- Assignment
Each record is to be written out exactly as it appears.

+ + + + +

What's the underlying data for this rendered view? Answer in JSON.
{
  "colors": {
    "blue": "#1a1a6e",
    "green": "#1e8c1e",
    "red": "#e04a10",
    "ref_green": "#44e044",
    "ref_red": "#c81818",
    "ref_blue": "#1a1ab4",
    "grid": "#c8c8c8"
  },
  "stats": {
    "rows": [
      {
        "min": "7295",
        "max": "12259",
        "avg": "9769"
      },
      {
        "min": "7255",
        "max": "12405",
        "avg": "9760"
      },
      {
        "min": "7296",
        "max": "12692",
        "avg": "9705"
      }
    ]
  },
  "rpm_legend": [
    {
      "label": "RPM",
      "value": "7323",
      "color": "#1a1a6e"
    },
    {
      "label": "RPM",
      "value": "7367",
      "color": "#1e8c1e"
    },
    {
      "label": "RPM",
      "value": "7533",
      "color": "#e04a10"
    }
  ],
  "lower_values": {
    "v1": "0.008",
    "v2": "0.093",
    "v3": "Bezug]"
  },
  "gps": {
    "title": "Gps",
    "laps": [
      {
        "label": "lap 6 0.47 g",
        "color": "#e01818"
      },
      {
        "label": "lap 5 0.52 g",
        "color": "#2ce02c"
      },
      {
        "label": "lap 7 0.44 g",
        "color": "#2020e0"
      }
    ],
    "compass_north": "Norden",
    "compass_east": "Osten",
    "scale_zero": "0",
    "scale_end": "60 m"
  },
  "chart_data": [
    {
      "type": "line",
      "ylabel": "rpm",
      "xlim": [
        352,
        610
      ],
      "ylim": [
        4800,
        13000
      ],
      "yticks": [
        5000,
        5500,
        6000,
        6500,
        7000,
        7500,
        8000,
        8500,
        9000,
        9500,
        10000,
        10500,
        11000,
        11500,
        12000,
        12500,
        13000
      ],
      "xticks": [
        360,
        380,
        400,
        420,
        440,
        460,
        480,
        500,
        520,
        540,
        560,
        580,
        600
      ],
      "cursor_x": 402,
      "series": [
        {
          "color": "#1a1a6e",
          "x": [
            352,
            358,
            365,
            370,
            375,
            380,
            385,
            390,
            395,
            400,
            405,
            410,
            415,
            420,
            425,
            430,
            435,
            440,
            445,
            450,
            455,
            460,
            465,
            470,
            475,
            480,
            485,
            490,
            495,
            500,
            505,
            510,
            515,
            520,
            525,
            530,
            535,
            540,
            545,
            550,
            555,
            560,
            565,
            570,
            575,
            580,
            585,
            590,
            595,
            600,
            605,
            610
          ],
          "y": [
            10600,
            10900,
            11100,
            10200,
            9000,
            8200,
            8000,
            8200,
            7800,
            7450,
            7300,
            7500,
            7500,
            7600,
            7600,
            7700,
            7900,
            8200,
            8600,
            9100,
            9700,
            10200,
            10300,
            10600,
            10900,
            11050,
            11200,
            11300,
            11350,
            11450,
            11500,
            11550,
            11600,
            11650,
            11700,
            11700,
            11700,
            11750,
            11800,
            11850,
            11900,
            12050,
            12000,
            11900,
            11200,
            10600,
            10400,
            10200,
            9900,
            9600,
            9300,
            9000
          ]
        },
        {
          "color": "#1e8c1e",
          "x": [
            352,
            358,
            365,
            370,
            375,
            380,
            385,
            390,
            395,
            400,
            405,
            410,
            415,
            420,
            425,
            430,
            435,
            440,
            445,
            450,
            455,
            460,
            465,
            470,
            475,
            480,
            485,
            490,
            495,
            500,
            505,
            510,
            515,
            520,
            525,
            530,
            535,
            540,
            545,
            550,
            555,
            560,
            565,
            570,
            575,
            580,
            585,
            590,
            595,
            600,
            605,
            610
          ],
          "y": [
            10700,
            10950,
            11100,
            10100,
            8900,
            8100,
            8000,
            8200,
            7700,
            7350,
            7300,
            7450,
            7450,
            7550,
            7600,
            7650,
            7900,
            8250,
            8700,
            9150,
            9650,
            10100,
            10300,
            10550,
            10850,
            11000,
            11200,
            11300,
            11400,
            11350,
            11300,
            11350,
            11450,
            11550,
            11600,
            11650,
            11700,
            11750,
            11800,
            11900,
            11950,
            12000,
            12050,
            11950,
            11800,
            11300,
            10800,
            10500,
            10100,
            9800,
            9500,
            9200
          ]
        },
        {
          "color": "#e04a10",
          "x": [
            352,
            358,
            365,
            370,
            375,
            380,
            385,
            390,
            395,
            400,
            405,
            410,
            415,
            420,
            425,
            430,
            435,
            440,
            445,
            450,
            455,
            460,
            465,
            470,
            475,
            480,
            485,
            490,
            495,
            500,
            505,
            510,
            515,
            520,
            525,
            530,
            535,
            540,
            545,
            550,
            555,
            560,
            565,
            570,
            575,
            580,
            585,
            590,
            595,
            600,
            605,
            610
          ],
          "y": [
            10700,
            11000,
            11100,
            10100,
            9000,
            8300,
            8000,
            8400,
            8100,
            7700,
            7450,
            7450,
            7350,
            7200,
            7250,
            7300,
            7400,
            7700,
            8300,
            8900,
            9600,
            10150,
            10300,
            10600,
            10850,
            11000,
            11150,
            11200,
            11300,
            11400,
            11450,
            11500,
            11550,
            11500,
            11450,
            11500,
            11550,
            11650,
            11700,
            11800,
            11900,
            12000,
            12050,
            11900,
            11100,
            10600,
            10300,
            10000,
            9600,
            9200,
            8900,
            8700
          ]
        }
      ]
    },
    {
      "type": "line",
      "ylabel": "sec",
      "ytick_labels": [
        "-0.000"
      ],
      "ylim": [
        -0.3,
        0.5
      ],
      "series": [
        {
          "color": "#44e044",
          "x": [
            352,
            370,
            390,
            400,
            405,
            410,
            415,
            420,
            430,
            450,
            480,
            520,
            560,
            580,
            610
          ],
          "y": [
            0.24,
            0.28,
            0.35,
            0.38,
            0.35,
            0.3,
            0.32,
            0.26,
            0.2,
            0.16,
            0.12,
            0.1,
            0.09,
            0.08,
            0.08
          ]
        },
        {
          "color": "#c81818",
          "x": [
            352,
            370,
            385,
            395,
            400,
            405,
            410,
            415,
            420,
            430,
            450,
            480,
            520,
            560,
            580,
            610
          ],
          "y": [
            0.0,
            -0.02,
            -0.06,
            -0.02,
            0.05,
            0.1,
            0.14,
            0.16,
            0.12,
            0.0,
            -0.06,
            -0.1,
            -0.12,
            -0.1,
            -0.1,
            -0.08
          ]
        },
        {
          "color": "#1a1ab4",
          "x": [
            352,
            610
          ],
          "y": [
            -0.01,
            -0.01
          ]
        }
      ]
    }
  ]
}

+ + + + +

- Task answer
What's the underlying data for this rendered view? Answer in JSON.
{
  "colors": {
    "blue": "#1a1a6e",
    "green": "#1e8c1e",
    "red": "#e04a10",
    "ref_green": "#44e044",
    "ref_red": "#c81818",
    "ref_blue": "#1a1ab4",
    "grid": "#c8c8c8"
  },
  "stats": {
    "rows": [
      {
        "min": "7295",
        "max": "12259",
        "avg": "9769"
      },
      {
        "min": "7255",
        "max": "12405",
        "avg": "9760"
      },
      {
        "min": "7296",
        "max": "12692",
        "avg": "9705"
      }
    ]
  },
  "rpm_legend": [
    {
      "label": "RPM",
      "value": "7323",
      "color": "#1a1a6e"
    },
    {
      "label": "RPM",
      "value": "7367",
      "color": "#1e8c1e"
    },
    {
      "label": "RPM",
      "value": "7533",
      "color": "#e04a10"
    }
  ],
  "lower_values": {
    "v1": "0.008",
    "v2": "0.093",
    "v3": "Bezug]"
  },
  "gps": {
    "title": "Gps",
    "laps": [
      {
        "label": "lap 6 0.47 g",
        "color": "#e01818"
      },
      {
        "label": "lap 5 0.52 g",
        "color": "#2ce02c"
      },
      {
        "label": "lap 7 0.44 g",
        "color": "#2020e0"
      }
    ],
    "compass_north": "Norden",
    "compass_east": "Osten",
    "scale_zero": "0",
    "scale_end": "60 m"
  },
  "chart_data": [
    {
      "type": "line",
      "ylabel": "rpm",
      "xlim": [
        352,
        610
      ],
      "ylim": [
        4800,
        13000
      ],
      "yticks": [
        5000,
        5500,
        6000,
        6500,
        7000,
        7500,
        8000,
        8500,
        9000,
        9500,
        10000,
        10500,
        11000,
        11500,
        12000,
        12500,
        13000
      ],
      "xticks": [
        360,
        380,
        400,
        420,
        440,
        460,
        480,
        500,
        520,
        540,
        560,
        580,
        600
      ],
      "cursor_x": 402,
      "series": [
        {
          "color": "#1a1a6e",
          "x": [
            352,
            358,
            365,
            370,
            375,
            380,
            385,
            390,
            395,
            400,
            405,
            410,
            415,
            420,
            425,
            430,
            435,
            440,
            445,
            450,
            455,
            460,
            465,
            470,
            475,
            480,
            485,
            490,
            495,
            500,
            505,
            510,
            515,
            520,
            525,
            530,
            535,
            540,
            545,
            550,
            555,
            560,
            565,
            570,
            575,
            580,
            585,
            590,
            595,
            600,
            605,
            610
          ],
          "y": [
            10600,
            10900,
            11100,
            10200,
            9000,
            8200,
            8000,
            8200,
            7800,
            7450,
            7300,
            7500,
            7500,
            7600,
            7600,
            7700,
            7900,
            8200,
            8600,
            9100,
            9700,
            10200,
            10300,
            10600,
            10900,
            11050,
            11200,
            11300,
            11350,
            11450,
            11500,
            11550,
            11600,
            11650,
            11700,
            11700,
            11700,
            11750,
            11800,
            11850,
            11900,
            12050,
            12000,
            11900,
            11200,
            10600,
            10400,
            10200,
            9900,
            9600,
            9300,
            9000
          ]
        },
        {
          "color": "#1e8c1e",
          "x": [
            352,
            358,
            365,
            370,
            375,
            380,
            385,
            390,
            395,
            400,
            405,
            410,
            415,
            420,
            425,
            430,
            435,
            440,
            445,
            450,
            455,
            460,
            465,
            470,
            475,
            480,
            485,
            490,
            495,
            500,
            505,
            510,
            515,
            520,
            525,
            530,
            535,
            540,
            545,
            550,
            555,
            560,
            565,
            570,
            575,
            580,
            585,
            590,
            595,
            600,
            605,
            610
          ],
          "y": [
            10700,
            10950,
            11100,
            10100,
            8900,
            8100,
            8000,
            8200,
            7700,
            7350,
            7300,
            7450,
            7450,
            7550,
            7600,
            7650,
            7900,
            8250,
            8700,
            9150,
            9650,
            10100,
            10300,
            10550,
            10850,
            11000,
            11200,
            11300,
            11400,
            11350,
            11300,
            11350,
            11450,
            11550,
            11600,
            11650,
            11700,
            11750,
            11800,
            11900,
            11950,
            12000,
            12050,
            11950,
            11800,
            11300,
            10800,
            10500,
            10100,
            9800,
            9500,
            9200
          ]
        },
        {
          "color": "#e04a10",
          "x": [
            352,
            358,
            365,
            370,
            375,
            380,
            385,
            390,
            395,
            400,
            405,
            410,
            415,
            420,
            425,
            430,
            435,
            440,
            445,
            450,
            455,
            460,
            465,
            470,
            475,
            480,
            485,
            490,
            495,
            500,
            505,
            510,
            515,
            520,
            525,
            530,
            535,
            540,
            545,
            550,
            555,
            560,
            565,
            570,
            575,
            580,
            585,
            590,
            595,
            600,
            605,
            610
          ],
          "y": [
            10700,
            11000,
            11100,
            10100,
            9000,
            8300,
            8000,
            8400,
            8100,
            7700,
            7450,
            7450,
            7350,
            7200,
            7250,
            7300,
            7400,
            7700,
            8300,
            8900,
            9600,
            10150,
            10300,
            10600,
            10850,
            11000,
            11150,
            11200,
            11300,
            11400,
            11450,
            11500,
            11550,
            11500,
            11450,
            11500,
            11550,
            11650,
            11700,
            11800,
            11900,
            12000,
            12050,
            11900,
            11100,
            10600,
            10300,
            10000,
            9600,
            9200,
            8900,
            8700
          ]
        }
      ]
    },
    {
      "type": "line",
      "ylabel": "sec",
      "ytick_labels": [
        "-0.000"
      ],
      "ylim": [
        -0.3,
        0.5
      ],
      "series": [
        {
          "color": "#44e044",
          "x": [
            352,
            370,
            390,
            400,
            405,
            410,
            415,
            420,
            430,
            450,
            480,
            520,
            560,
            580,
            610
          ],
          "y": [
            0.24,
            0.28,
            0.35,
            0.38,
            0.35,
            0.3,
            0.32,
            0.26,
            0.2,
            0.16,
            0.12,
            0.1,
            0.09,
            0.08,
            0.08
          ]
        },
        {
          "color": "#c81818",
          "x": [
            352,
            370,
            385,
            395,
            400,
            405,
            410,
            415,
            420,
            430,
            450,
            480,
            520,
            560,
            580,
            610
          ],
          "y": [
            0.0,
            -0.02,
            -0.06,
            -0.02,
            0.05,
            0.1,
            0.14,
            0.16,
            0.12,
            0.0,
            -0.06,
            -0.1,
            -0.12,
            -0.1,
            -0.1,
            -0.08
          ]
        },
        {
          "color": "#1a1ab4",
          "x": [
            352,
            610
          ],
          "y": [
            -0.01,
            -0.01
          ]
        }
      ]
    }
  ]
}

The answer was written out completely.